Program smooths transition from high school to business school
When fall 2011 semester gets underway at Virginia Tech, a small group of freshmen will begin their studies already familiar with the campus, its academic resources, and some of their fellow students, thanks to a new annual program in the Pamplin College of Business aimed at helping students transition from high school to college.
The 12-day summer program called LEAP (Leadership, Excellence, and Academics in Pamplin) offers pointers on how to acquire effective study habits for the college environment, manage change, develop time management techniques, create a positive social network, and locate tutoring, counseling, health services, and other resources.
Also offered were campus and town tours, mock classroom experiences, career guidance, and meetings with faculty members, advisors, current students, and alumni.
“LEAP seeks to give students the skills and knowledge that will serve as a basis for their academic success at Virginia Tech and Pamplin,” said Candice Clemenz, Pamplin associate dean of undergraduate programs. “We expect it will have a positive impact on both student recruitment and retention.”
Student feedback, Clemenz said, has been “very positive.” Gabi Gutierrez, a freshman from Centreville, Va., noted: “Before coming here, I was really nervous about going to [Virginia] Tech and not knowing anyone.” LEAP, she wrote, allowed her to make new friends and connections with the faculty. “This was a great transition for me; I now feel prepared to take my first business core class, manage my time, and look for help at multiple centers.”
“LEAP gave us a sneak preview of Virginia Tech, Pamplin, and Blacksburg, which took much of the mystery out of our upcoming freshman year,” wrote Taylor Chandler, a freshman majoring in management from Virginia Beach, Va. It “opened doors” to faculty, peers, and services he would have never discovered or used on his own, noted Ben Tutko, a freshman from Ashburn, Va. The program has encouraged him to “participate in every facet of collegiate life,” noted Robert Mosley, a freshman majoring in business information technology from Newport News, Va.
LEAP was launched by Pamplin’s undergraduate programs office with the assistance of the college’s management and professional development office and the Pamplin Advisory Council’s student recruitment and placement committee. “The program was fully funded through the generous contributions of our advisory council members and/or their companies,” Clemenz said.
Two advisory council members in particular, she said, played an integral role in the development and implementation of LEAP’s agenda: Harrison Jones, a retired IBM executive, and Mark Spencer, an executive of GE Power and a 1992 finance alumnus who also met LEAP students during a recent visit to campus. Representatives from Altria, Ernst & Young, and General Electric were among those who led sessions.
“We provided an excellent experience for the students as a result of the involvement of many people within the college and throughout the university who generously contributed their time and expertise,” Clemenz said.
In addition to presentations from Pamplin faculty and advisors, the program included talks by members of other university departments, whose courses Pamplin freshmen may take as part of their liberal education curriculum. “We’re very grateful to the history, math, and physics professors who accepted our invitation to meet with the LEAP students.” Football coach Frank Beamer, she said, also gave a talk and a tour of the Merryman Center.
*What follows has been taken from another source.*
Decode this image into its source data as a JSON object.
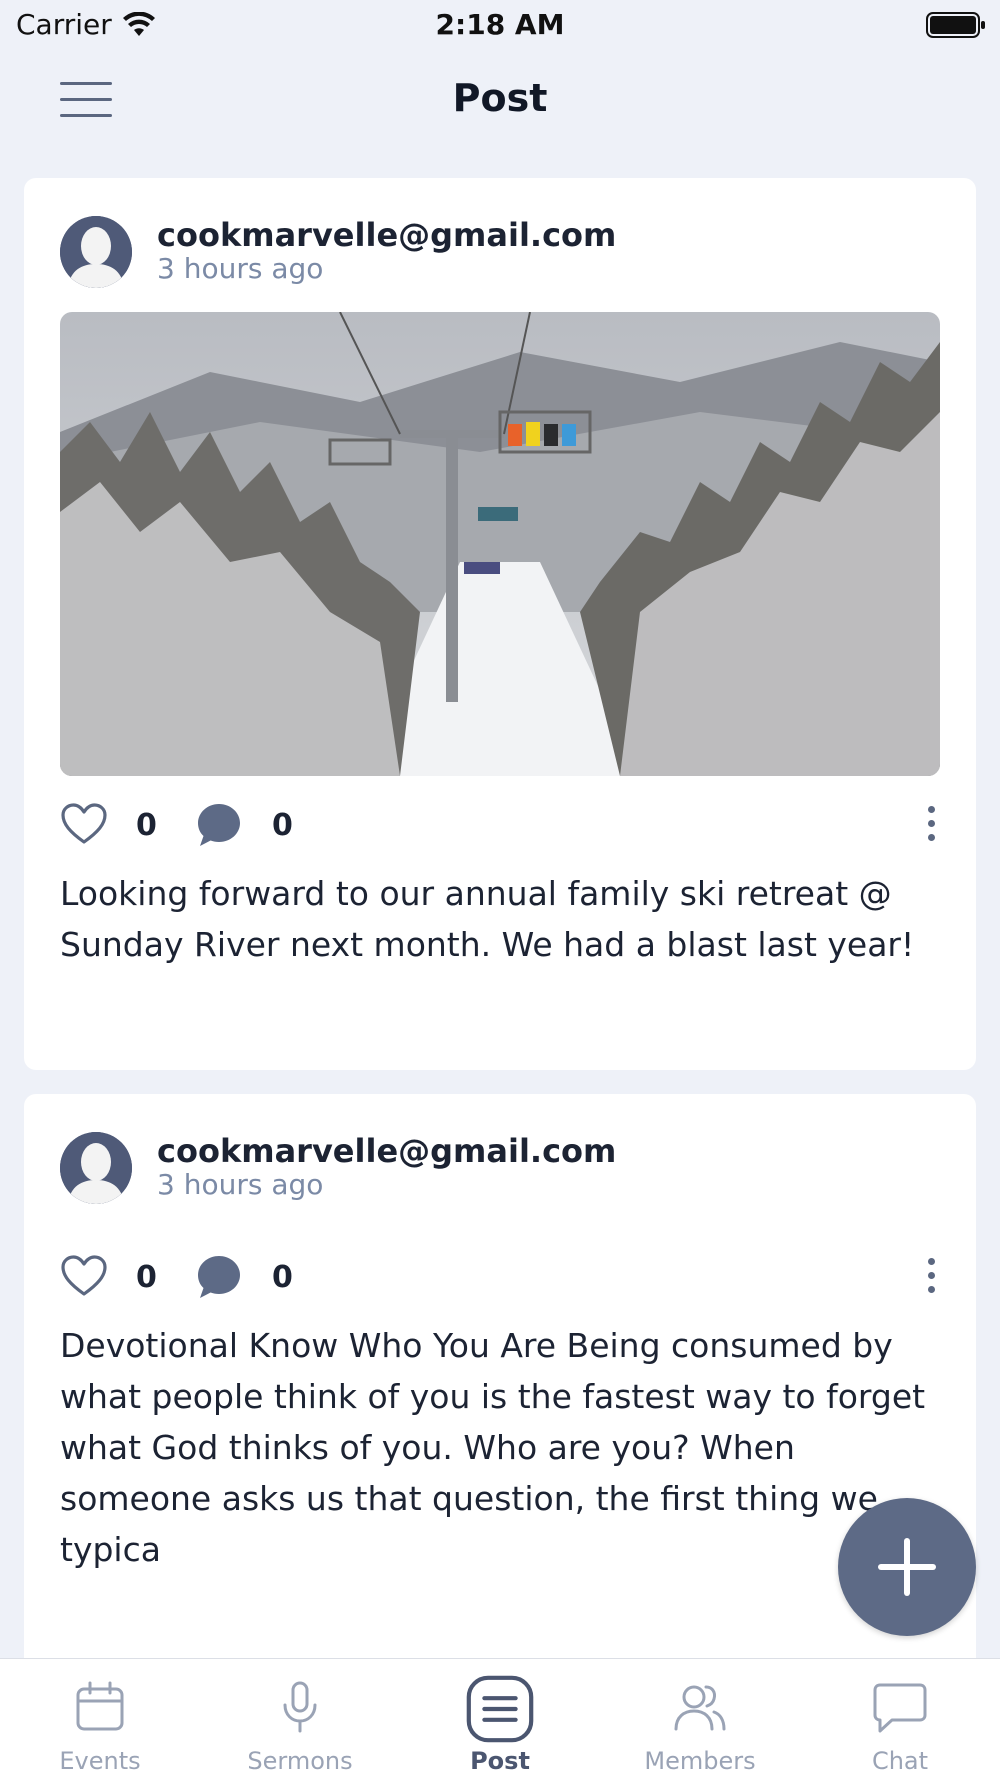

LEAP is free and open to all incoming Pamplin freshmen, who must apply and submit a short essay to be considered for the limited spaces. Of the 54 applications received, 32 students were offered admission, and 29 attended and completed the program. The students, Clemenz said, represented a diverse cohort in terms of race, gender, and backgrounds, including first-generation college student status.
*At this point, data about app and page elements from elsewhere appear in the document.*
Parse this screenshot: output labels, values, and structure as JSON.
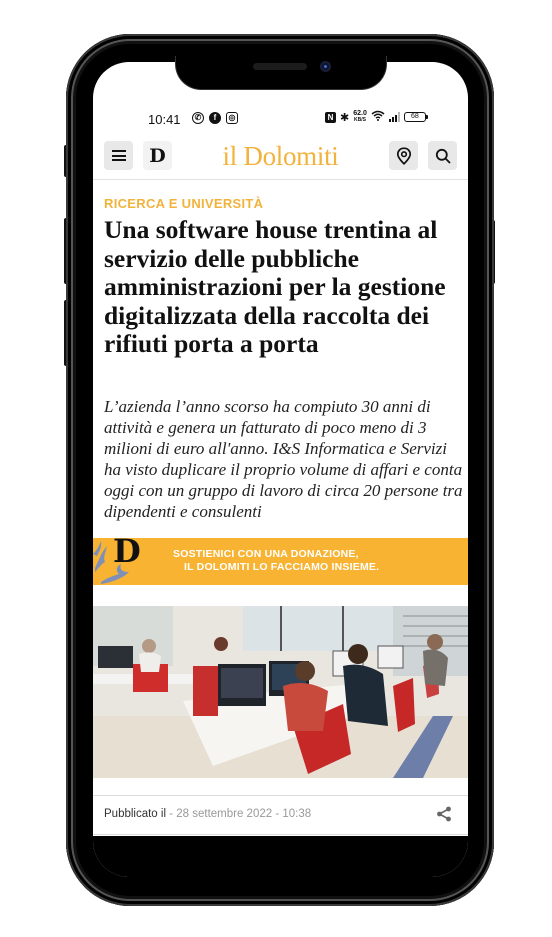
{
  "status_bar": {
    "time": "10:41",
    "app_icons": [
      "whatsapp-icon",
      "facebook-icon",
      "instagram-icon"
    ],
    "net_speed": "62.0",
    "net_unit": "KB/S",
    "battery": "68"
  },
  "header": {
    "brand": "il Dolomiti",
    "d_logo": "D",
    "menu_icon": "hamburger-menu-icon",
    "location_icon": "map-pin-icon",
    "search_icon": "search-icon"
  },
  "article": {
    "category": "RICERCA E UNIVERSITÀ",
    "headline": "Una software house trentina al servizio delle pubbliche amministrazioni per la gestione digitalizzata della raccolta dei rifiuti porta a porta",
    "summary": "L’azienda l’anno scorso ha compiuto 30 anni di attività e genera un fatturato di poco meno di 3 milioni di euro all'anno. I&S Informatica e Servizi ha visto duplicare il proprio volume di affari e conta oggi con un gruppo di lavoro di circa 20 persone tra dipendenti e consulenti",
    "photo_alt": "Office with developers working at computers and red chairs",
    "published_label": "Pubblicato il",
    "published_date": "- 28 settembre 2022 - 10:38"
  },
  "banner": {
    "line1": "SOSTIENICI CON UNA DONAZIONE,",
    "line2": "IL DOLOMITI LO FACCIAMO INSIEME.",
    "logo": "D"
  },
  "colors": {
    "brand": "#f2b33d",
    "banner_bg": "#f8b333"
  }
}
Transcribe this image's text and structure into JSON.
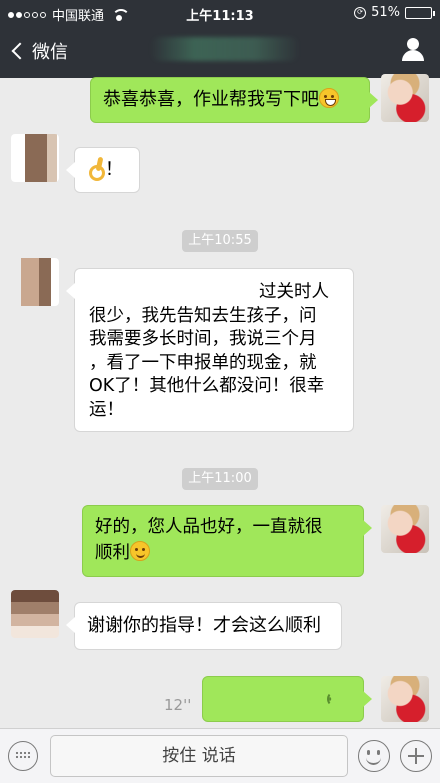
{
  "status_bar": {
    "carrier": "中国联通",
    "time": "上午11:13",
    "battery": "51%",
    "battery_level": 0.51,
    "signal_dots_filled": 2,
    "signal_dots_total": 5
  },
  "nav": {
    "back_label": "微信",
    "contact_name_obscured": true
  },
  "messages": [
    {
      "side": "me",
      "type": "text",
      "text": "恭喜恭喜，作业帮我写下吧",
      "emoji": "grin-emoji"
    },
    {
      "side": "other",
      "type": "text",
      "text": "！",
      "emoji": "ok-hand-emoji"
    },
    {
      "type": "timestamp",
      "text": "上午10:55"
    },
    {
      "side": "other",
      "type": "text",
      "lines": [
        "过关时人",
        "很少，我先告知去生孩子，问",
        "我需要多长时间，我说三个月",
        "，看了一下申报单的现金，就",
        "OK了！其他什么都没问！很幸",
        "运！"
      ]
    },
    {
      "type": "timestamp",
      "text": "上午11:00"
    },
    {
      "side": "me",
      "type": "text",
      "lines": [
        "好的，您人品也好，一直就很",
        "顺利"
      ],
      "emoji": "smile-emoji"
    },
    {
      "side": "other",
      "type": "text",
      "text": "谢谢你的指导！才会这么顺利"
    },
    {
      "side": "me",
      "type": "voice",
      "duration": "12''"
    }
  ],
  "input_bar": {
    "hold_to_talk": "按住 说话"
  },
  "colors": {
    "nav_bg": "#2e3238",
    "chat_bg": "#ebebeb",
    "my_bubble": "#a0e75a",
    "their_bubble": "#ffffff"
  }
}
“During the program, I saw hesitant, recent high school graduates develop into confident and enthusiastic business students,” said LEAP manager Melissa Baker.
“I would highly recommend LEAP to any incoming freshman. All of the staff are highly personable, and you can tell that they truly care about your success,” wrote Mindy Tang, a freshman in finance from Sterling, Va. Said Chandler: “It is one of the best decisions that an incoming Pamplin student could make.”